:: Instructions for the task ::
Exact copies of all the lines below are required, with the pictures omitted.

### Provided records ###

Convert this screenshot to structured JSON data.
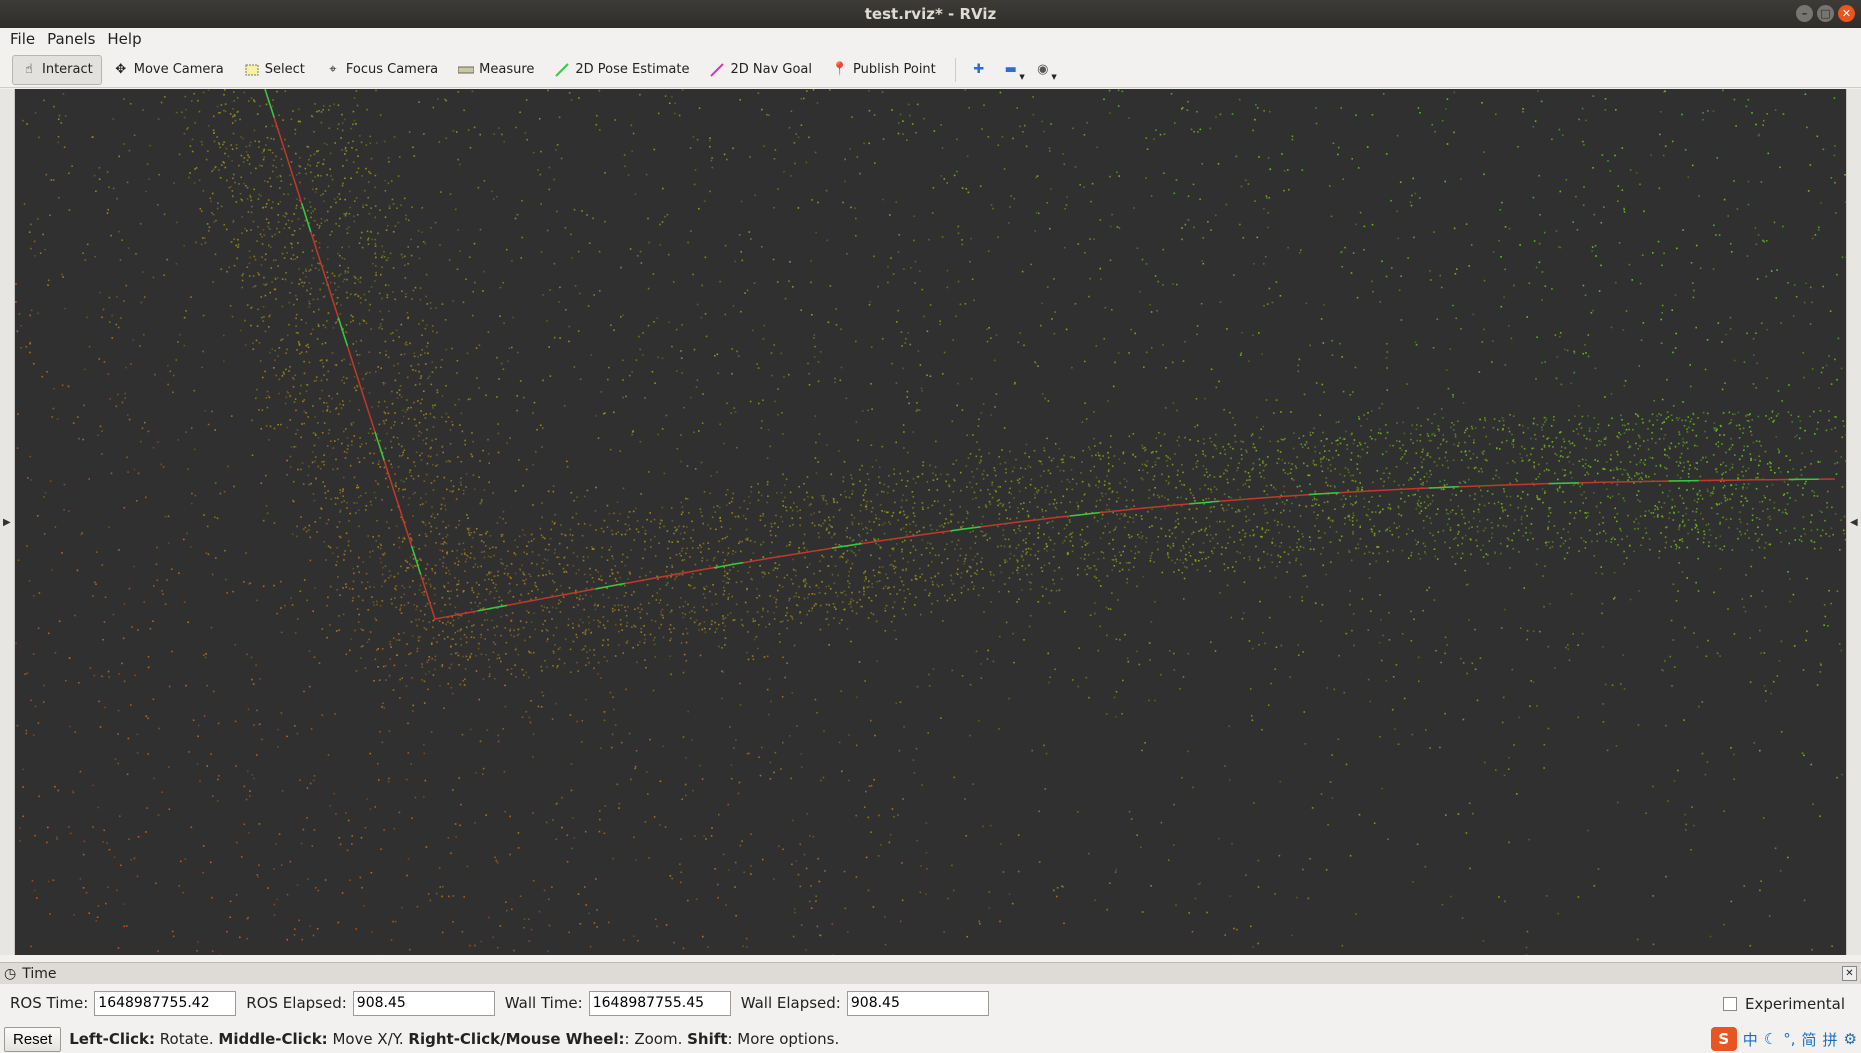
{
  "window": {
    "title": "test.rviz* - RViz"
  },
  "menu": {
    "file": "File",
    "panels": "Panels",
    "help": "Help"
  },
  "toolbar": {
    "interact": "Interact",
    "move_camera": "Move Camera",
    "select": "Select",
    "focus_camera": "Focus Camera",
    "measure": "Measure",
    "pose_estimate": "2D Pose Estimate",
    "nav_goal": "2D Nav Goal",
    "publish_point": "Publish Point"
  },
  "time_panel": {
    "title": "Time",
    "ros_time_label": "ROS Time:",
    "ros_time": "1648987755.42",
    "ros_elapsed_label": "ROS Elapsed:",
    "ros_elapsed": "908.45",
    "wall_time_label": "Wall Time:",
    "wall_time": "1648987755.45",
    "wall_elapsed_label": "Wall Elapsed:",
    "wall_elapsed": "908.45",
    "experimental_label": "Experimental"
  },
  "status": {
    "reset": "Reset",
    "left_click": "Left-Click:",
    "left_click_desc": " Rotate. ",
    "middle_click": "Middle-Click:",
    "middle_click_desc": " Move X/Y. ",
    "right_click": "Right-Click/Mouse Wheel:",
    "right_click_desc": ": Zoom. ",
    "shift": "Shift",
    "shift_desc": ": More options."
  },
  "tray": {
    "ime_char": "中",
    "simplified": "简",
    "pinyin": "拼"
  },
  "colors": {
    "viewport_bg": "#303030",
    "path_red": "#c0392b",
    "path_green": "#2ecc40"
  }
}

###

:: Solution to the exercise ::
Convert this screenshot to structured JSON data.
{
  "window": {
    "title": "test.rviz* - RViz"
  },
  "menu": {
    "file": "File",
    "panels": "Panels",
    "help": "Help"
  },
  "toolbar": {
    "interact": "Interact",
    "move_camera": "Move Camera",
    "select": "Select",
    "focus_camera": "Focus Camera",
    "measure": "Measure",
    "pose_estimate": "2D Pose Estimate",
    "nav_goal": "2D Nav Goal",
    "publish_point": "Publish Point"
  },
  "time_panel": {
    "title": "Time",
    "ros_time_label": "ROS Time:",
    "ros_time": "1648987755.42",
    "ros_elapsed_label": "ROS Elapsed:",
    "ros_elapsed": "908.45",
    "wall_time_label": "Wall Time:",
    "wall_time": "1648987755.45",
    "wall_elapsed_label": "Wall Elapsed:",
    "wall_elapsed": "908.45",
    "experimental_label": "Experimental"
  },
  "status": {
    "reset": "Reset",
    "left_click": "Left-Click:",
    "left_click_desc": " Rotate. ",
    "middle_click": "Middle-Click:",
    "middle_click_desc": " Move X/Y. ",
    "right_click": "Right-Click/Mouse Wheel:",
    "right_click_desc": ": Zoom. ",
    "shift": "Shift",
    "shift_desc": ": More options."
  },
  "tray": {
    "ime_char": "中",
    "simplified": "简",
    "pinyin": "拼"
  },
  "colors": {
    "viewport_bg": "#303030",
    "path_red": "#c0392b",
    "path_green": "#2ecc40"
  }
}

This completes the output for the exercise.